BRIEF: When you repeat the listing below, keep every word exactly and leave out each picture.

----- SUPPLIED MATERIAL

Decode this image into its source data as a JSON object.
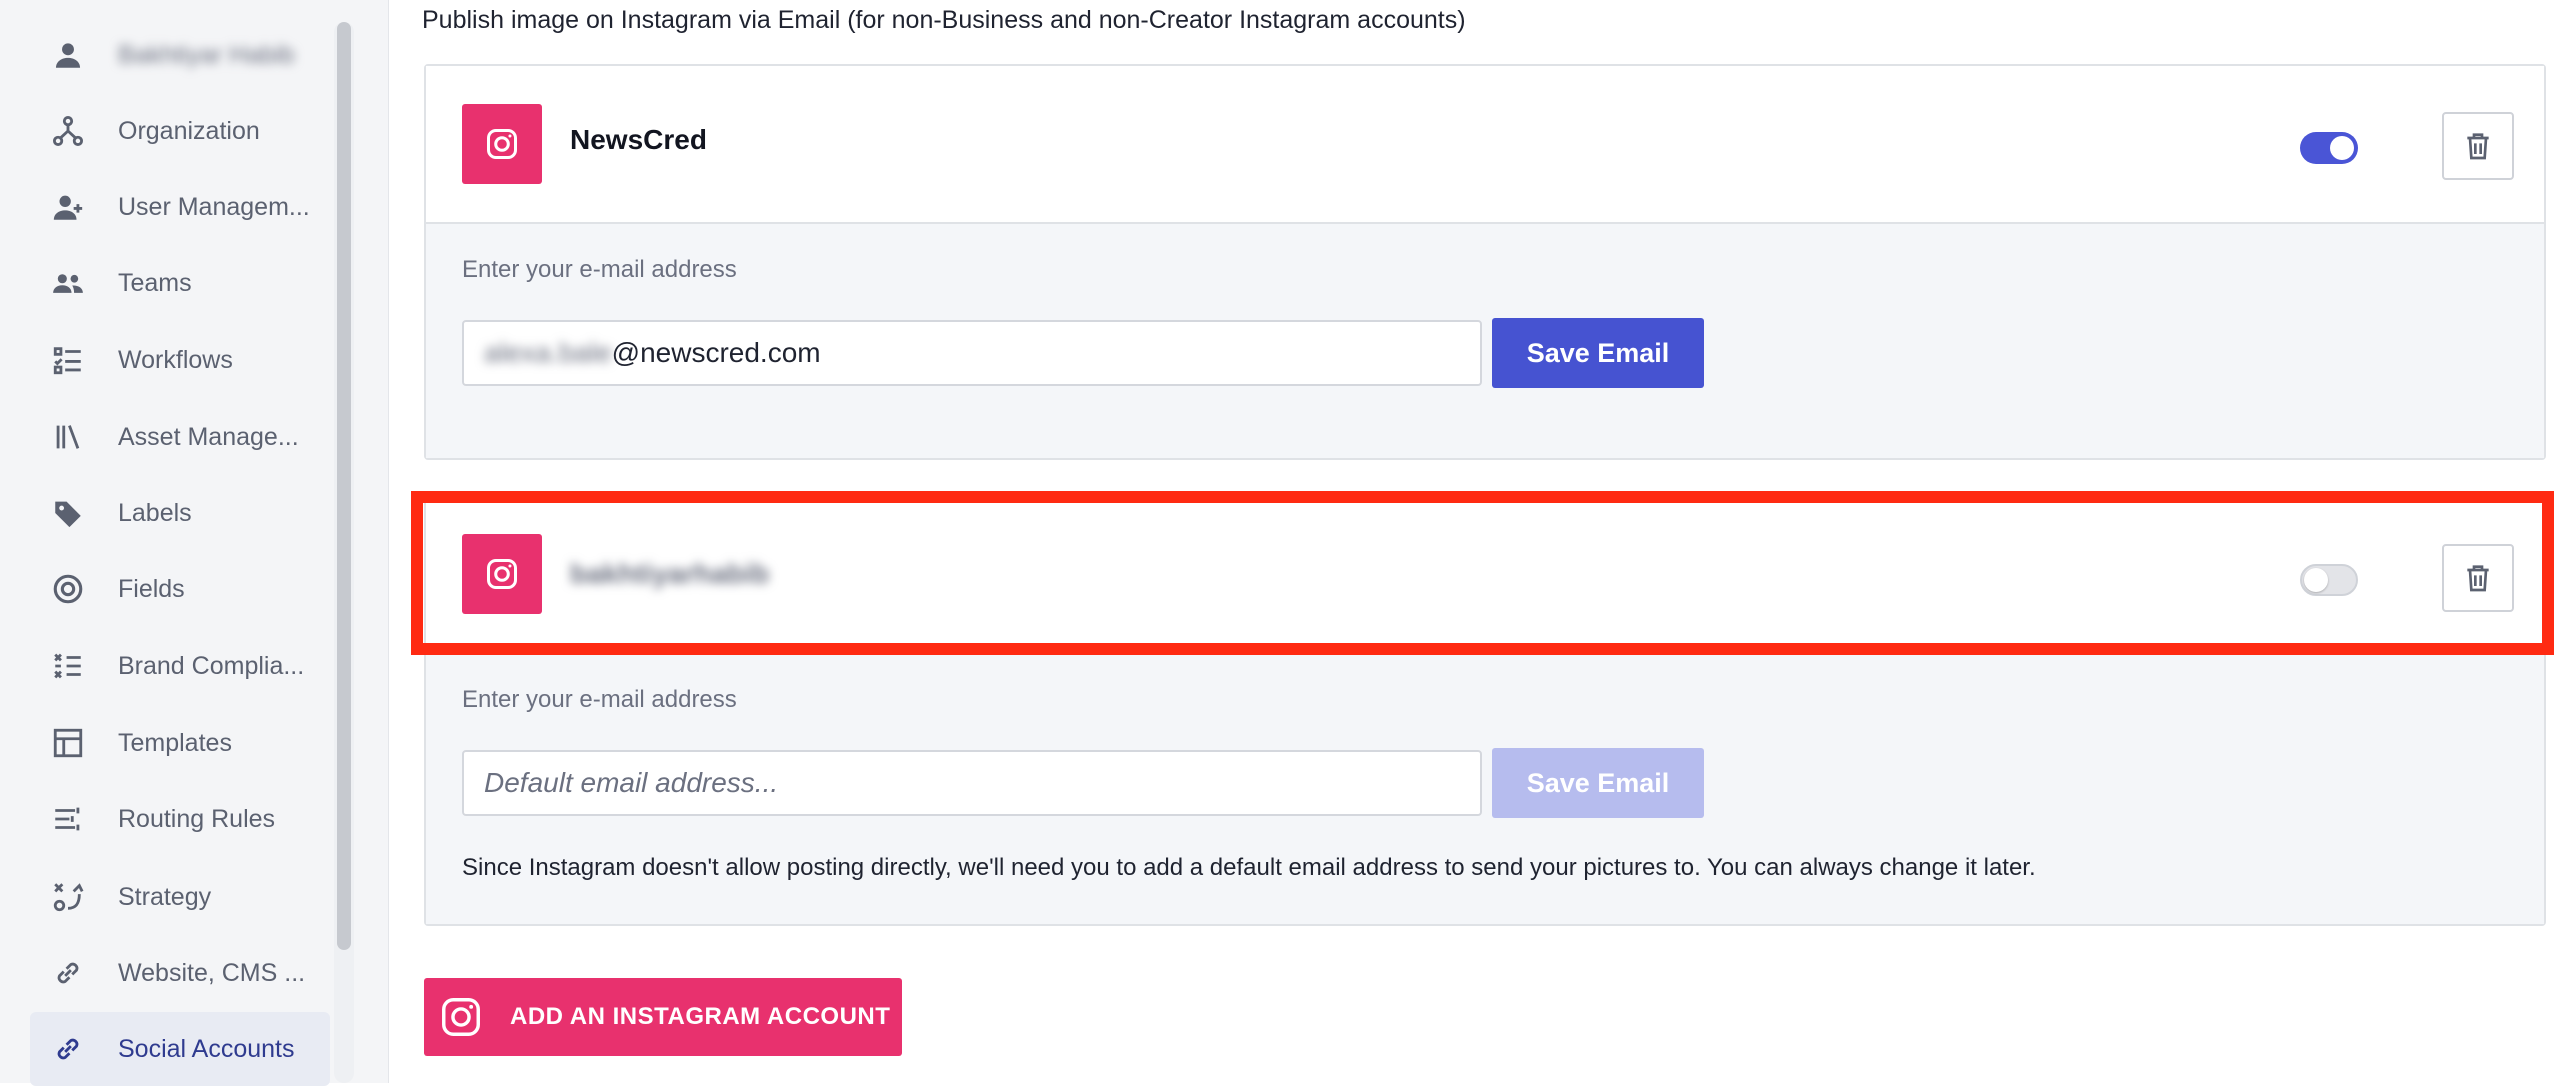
{
  "sidebar": {
    "items": [
      {
        "label": "Bakhtiyar Habib",
        "icon": "user-icon",
        "blurred": true
      },
      {
        "label": "Organization",
        "icon": "organization-icon"
      },
      {
        "label": "User Managem...",
        "icon": "user-add-icon"
      },
      {
        "label": "Teams",
        "icon": "teams-icon"
      },
      {
        "label": "Workflows",
        "icon": "workflow-icon"
      },
      {
        "label": "Asset Manage...",
        "icon": "library-icon"
      },
      {
        "label": "Labels",
        "icon": "tag-icon"
      },
      {
        "label": "Fields",
        "icon": "target-icon"
      },
      {
        "label": "Brand Complia...",
        "icon": "checklist-icon"
      },
      {
        "label": "Templates",
        "icon": "template-icon"
      },
      {
        "label": "Routing Rules",
        "icon": "routing-icon"
      },
      {
        "label": "Strategy",
        "icon": "strategy-icon"
      },
      {
        "label": "Website, CMS ...",
        "icon": "link-icon"
      },
      {
        "label": "Social Accounts",
        "icon": "link-icon",
        "active": true
      }
    ]
  },
  "main": {
    "intro": "Publish image on Instagram via Email (for non-Business and non-Creator Instagram accounts)",
    "accounts": [
      {
        "name": "NewsCred",
        "enabled": true,
        "email_label": "Enter your e-mail address",
        "email_prefix": "alexa.bale",
        "email_suffix": "@newscred.com",
        "save_label": "Save Email"
      },
      {
        "name": "bakhtiyarhabib",
        "enabled": false,
        "email_label": "Enter your e-mail address",
        "email_placeholder": "Default email address...",
        "save_label": "Save Email",
        "note": "Since Instagram doesn't allow posting directly, we'll need you to add a default email address to send your pictures to. You can always change it later."
      }
    ],
    "add_button_label": "ADD AN INSTAGRAM ACCOUNT"
  },
  "colors": {
    "instagram_pink": "#e8316e",
    "primary": "#4653d1",
    "highlight": "#ff2a12"
  }
}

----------

WRITTEN ANSWER:
Decode this image into its source data as a JSON object.
{
  "sidebar": {
    "items": [
      {
        "label": "Bakhtiyar Habib",
        "icon": "user-icon",
        "blurred": true
      },
      {
        "label": "Organization",
        "icon": "organization-icon"
      },
      {
        "label": "User Managem...",
        "icon": "user-add-icon"
      },
      {
        "label": "Teams",
        "icon": "teams-icon"
      },
      {
        "label": "Workflows",
        "icon": "workflow-icon"
      },
      {
        "label": "Asset Manage...",
        "icon": "library-icon"
      },
      {
        "label": "Labels",
        "icon": "tag-icon"
      },
      {
        "label": "Fields",
        "icon": "target-icon"
      },
      {
        "label": "Brand Complia...",
        "icon": "checklist-icon"
      },
      {
        "label": "Templates",
        "icon": "template-icon"
      },
      {
        "label": "Routing Rules",
        "icon": "routing-icon"
      },
      {
        "label": "Strategy",
        "icon": "strategy-icon"
      },
      {
        "label": "Website, CMS ...",
        "icon": "link-icon"
      },
      {
        "label": "Social Accounts",
        "icon": "link-icon",
        "active": true
      }
    ]
  },
  "main": {
    "intro": "Publish image on Instagram via Email (for non-Business and non-Creator Instagram accounts)",
    "accounts": [
      {
        "name": "NewsCred",
        "enabled": true,
        "email_label": "Enter your e-mail address",
        "email_prefix": "alexa.bale",
        "email_suffix": "@newscred.com",
        "save_label": "Save Email"
      },
      {
        "name": "bakhtiyarhabib",
        "enabled": false,
        "email_label": "Enter your e-mail address",
        "email_placeholder": "Default email address...",
        "save_label": "Save Email",
        "note": "Since Instagram doesn't allow posting directly, we'll need you to add a default email address to send your pictures to. You can always change it later."
      }
    ],
    "add_button_label": "ADD AN INSTAGRAM ACCOUNT"
  },
  "colors": {
    "instagram_pink": "#e8316e",
    "primary": "#4653d1",
    "highlight": "#ff2a12"
  }
}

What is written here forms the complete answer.